WORK REQUIRED | Give the number of lines in the data below that contain "Если", with no other words.

TASK MATERIAL Block Start

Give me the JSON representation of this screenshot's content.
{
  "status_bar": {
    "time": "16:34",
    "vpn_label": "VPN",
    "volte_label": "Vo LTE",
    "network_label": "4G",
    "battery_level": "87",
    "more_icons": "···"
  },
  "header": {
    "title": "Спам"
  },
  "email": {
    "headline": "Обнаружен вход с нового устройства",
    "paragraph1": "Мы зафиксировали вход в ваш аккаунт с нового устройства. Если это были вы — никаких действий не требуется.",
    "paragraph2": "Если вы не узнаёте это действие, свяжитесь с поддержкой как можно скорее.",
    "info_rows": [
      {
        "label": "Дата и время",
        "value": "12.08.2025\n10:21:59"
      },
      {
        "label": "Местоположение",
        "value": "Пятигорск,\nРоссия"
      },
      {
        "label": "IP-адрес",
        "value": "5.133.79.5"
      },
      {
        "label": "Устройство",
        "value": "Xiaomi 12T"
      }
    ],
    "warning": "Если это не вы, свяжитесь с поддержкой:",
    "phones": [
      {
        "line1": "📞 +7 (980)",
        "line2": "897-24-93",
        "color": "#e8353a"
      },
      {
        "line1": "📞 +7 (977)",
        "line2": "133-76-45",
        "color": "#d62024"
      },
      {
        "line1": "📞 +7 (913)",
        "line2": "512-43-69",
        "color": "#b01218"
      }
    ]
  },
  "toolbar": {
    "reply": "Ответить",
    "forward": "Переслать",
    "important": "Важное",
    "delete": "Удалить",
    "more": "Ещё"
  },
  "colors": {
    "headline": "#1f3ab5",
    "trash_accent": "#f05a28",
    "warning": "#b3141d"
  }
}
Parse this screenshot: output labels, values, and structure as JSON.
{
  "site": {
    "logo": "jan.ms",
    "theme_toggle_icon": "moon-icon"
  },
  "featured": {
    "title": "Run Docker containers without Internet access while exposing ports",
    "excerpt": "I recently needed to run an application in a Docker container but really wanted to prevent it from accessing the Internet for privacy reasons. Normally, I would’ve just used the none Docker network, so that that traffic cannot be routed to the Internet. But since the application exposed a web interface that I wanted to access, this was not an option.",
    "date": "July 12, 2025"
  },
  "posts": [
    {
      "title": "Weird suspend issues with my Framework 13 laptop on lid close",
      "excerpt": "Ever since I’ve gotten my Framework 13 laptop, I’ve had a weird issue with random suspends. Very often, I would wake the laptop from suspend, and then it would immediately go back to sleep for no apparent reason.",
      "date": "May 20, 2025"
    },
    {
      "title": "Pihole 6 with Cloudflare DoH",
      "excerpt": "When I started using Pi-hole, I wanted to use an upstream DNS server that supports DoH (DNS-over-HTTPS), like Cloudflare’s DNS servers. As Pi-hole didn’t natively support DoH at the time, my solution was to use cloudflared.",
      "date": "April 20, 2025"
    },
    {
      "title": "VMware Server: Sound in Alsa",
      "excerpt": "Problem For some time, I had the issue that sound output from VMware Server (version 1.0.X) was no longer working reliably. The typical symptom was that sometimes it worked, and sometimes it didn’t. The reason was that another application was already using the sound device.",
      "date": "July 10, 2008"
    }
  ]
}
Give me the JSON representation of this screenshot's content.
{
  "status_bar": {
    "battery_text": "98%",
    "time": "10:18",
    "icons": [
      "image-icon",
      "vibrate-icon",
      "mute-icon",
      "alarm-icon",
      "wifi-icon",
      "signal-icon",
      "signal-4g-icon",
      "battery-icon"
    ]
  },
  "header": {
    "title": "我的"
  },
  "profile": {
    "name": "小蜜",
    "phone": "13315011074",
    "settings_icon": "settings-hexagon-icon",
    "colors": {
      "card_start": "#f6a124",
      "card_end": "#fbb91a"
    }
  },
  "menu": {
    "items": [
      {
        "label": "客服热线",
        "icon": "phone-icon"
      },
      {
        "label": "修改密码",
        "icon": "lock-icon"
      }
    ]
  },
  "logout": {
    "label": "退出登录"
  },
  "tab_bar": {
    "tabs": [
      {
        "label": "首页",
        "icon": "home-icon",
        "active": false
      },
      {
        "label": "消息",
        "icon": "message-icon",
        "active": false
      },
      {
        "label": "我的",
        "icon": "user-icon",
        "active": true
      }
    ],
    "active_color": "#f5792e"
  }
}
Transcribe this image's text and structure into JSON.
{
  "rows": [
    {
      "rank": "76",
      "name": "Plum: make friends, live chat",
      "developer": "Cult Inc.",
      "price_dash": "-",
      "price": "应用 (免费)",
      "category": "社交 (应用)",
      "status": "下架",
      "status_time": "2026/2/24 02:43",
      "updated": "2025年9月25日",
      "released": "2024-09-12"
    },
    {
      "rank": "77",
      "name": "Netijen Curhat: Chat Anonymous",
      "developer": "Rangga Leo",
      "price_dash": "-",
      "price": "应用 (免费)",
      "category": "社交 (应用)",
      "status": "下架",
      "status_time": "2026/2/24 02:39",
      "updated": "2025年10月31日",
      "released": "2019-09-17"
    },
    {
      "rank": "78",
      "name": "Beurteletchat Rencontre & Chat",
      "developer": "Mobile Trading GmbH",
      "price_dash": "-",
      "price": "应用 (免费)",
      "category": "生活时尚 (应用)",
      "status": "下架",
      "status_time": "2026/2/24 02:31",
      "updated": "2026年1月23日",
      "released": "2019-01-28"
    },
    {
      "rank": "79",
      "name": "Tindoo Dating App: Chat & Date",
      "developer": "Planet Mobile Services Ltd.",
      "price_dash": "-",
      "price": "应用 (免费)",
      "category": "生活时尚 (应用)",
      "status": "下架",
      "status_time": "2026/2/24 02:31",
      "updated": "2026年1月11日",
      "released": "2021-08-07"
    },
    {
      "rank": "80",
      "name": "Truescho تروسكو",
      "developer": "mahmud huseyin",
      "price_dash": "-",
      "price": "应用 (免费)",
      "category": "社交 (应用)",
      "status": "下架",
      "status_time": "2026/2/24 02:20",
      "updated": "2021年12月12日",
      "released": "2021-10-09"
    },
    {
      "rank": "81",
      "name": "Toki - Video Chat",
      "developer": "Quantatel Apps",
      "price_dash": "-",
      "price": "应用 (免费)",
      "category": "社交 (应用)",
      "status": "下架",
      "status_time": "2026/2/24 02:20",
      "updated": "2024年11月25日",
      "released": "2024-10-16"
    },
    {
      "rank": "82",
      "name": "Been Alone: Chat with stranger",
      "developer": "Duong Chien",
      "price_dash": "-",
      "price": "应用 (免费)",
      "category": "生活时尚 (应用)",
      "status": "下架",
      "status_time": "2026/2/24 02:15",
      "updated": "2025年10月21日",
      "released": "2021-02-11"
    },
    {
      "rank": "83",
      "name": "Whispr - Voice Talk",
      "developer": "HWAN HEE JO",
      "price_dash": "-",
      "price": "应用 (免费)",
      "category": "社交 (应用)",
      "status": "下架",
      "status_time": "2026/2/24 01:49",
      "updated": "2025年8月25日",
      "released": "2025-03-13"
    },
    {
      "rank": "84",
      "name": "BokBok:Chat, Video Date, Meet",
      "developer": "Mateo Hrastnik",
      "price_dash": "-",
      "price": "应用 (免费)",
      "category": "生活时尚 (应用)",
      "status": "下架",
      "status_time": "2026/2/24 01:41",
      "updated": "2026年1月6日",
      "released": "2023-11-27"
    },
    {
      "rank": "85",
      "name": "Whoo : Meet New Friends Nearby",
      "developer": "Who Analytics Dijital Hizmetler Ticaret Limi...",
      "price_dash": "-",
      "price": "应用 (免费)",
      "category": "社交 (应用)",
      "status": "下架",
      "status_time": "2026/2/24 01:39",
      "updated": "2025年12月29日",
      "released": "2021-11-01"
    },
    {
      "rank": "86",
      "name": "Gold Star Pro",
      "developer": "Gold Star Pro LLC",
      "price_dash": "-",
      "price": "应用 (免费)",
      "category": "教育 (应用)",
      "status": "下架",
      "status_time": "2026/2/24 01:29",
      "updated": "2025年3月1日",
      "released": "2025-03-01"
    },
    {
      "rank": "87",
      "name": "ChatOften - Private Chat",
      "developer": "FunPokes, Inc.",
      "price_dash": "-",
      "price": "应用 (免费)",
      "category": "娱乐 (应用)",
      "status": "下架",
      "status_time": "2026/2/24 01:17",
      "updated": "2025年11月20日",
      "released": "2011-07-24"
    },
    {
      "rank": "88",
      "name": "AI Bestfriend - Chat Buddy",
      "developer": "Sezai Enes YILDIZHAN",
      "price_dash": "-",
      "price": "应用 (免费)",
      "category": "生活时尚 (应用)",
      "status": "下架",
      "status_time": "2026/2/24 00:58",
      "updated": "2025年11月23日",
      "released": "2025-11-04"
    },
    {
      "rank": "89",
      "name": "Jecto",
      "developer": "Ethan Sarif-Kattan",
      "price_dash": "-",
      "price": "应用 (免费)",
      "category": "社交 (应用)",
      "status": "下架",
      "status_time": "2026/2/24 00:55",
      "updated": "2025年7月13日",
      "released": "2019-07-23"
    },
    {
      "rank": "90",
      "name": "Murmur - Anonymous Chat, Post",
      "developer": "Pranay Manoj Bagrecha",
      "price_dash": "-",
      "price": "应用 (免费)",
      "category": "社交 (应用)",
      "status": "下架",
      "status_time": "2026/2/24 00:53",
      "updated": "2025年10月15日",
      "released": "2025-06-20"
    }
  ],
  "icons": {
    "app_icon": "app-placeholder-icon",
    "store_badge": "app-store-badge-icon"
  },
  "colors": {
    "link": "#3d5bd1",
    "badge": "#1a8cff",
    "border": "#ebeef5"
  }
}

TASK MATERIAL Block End

RESPONSE AREA | 3